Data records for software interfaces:

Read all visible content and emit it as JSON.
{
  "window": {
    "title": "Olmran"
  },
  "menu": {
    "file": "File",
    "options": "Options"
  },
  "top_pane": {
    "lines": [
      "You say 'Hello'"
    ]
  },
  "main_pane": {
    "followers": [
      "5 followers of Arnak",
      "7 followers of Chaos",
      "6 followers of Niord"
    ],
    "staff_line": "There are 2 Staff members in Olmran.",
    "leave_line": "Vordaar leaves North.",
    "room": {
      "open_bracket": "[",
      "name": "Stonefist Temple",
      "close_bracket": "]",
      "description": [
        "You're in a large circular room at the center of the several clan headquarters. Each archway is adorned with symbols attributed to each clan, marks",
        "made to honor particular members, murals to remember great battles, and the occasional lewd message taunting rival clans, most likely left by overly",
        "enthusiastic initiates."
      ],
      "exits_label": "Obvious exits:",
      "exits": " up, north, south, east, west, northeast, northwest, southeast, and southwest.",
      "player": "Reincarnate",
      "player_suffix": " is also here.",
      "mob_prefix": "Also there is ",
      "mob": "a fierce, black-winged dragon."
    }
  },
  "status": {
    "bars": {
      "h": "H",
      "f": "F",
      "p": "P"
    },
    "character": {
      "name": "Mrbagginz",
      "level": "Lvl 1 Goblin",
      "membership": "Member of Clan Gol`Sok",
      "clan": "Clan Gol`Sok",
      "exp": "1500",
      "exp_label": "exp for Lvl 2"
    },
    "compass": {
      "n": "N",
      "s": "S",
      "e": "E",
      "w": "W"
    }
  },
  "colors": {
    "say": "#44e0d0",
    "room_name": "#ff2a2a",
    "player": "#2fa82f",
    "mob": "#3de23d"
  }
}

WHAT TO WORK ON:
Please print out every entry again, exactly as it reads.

SOLUTION FOR THIS TASK:
Read all visible content and emit it as JSON.
{
  "window": {
    "title": "Olmran"
  },
  "menu": {
    "file": "File",
    "options": "Options"
  },
  "top_pane": {
    "lines": [
      "You say 'Hello'"
    ]
  },
  "main_pane": {
    "followers": [
      "5 followers of Arnak",
      "7 followers of Chaos",
      "6 followers of Niord"
    ],
    "staff_line": "There are 2 Staff members in Olmran.",
    "leave_line": "Vordaar leaves North.",
    "room": {
      "open_bracket": "[",
      "name": "Stonefist Temple",
      "close_bracket": "]",
      "description": [
        "You're in a large circular room at the center of the several clan headquarters. Each archway is adorned with symbols attributed to each clan, marks",
        "made to honor particular members, murals to remember great battles, and the occasional lewd message taunting rival clans, most likely left by overly",
        "enthusiastic initiates."
      ],
      "exits_label": "Obvious exits:",
      "exits": " up, north, south, east, west, northeast, northwest, southeast, and southwest.",
      "player": "Reincarnate",
      "player_suffix": " is also here.",
      "mob_prefix": "Also there is ",
      "mob": "a fierce, black-winged dragon."
    }
  },
  "status": {
    "bars": {
      "h": "H",
      "f": "F",
      "p": "P"
    },
    "character": {
      "name": "Mrbagginz",
      "level": "Lvl 1 Goblin",
      "membership": "Member of Clan Gol`Sok",
      "clan": "Clan Gol`Sok",
      "exp": "1500",
      "exp_label": "exp for Lvl 2"
    },
    "compass": {
      "n": "N",
      "s": "S",
      "e": "E",
      "w": "W"
    }
  },
  "colors": {
    "say": "#44e0d0",
    "room_name": "#ff2a2a",
    "player": "#2fa82f",
    "mob": "#3de23d"
  }
}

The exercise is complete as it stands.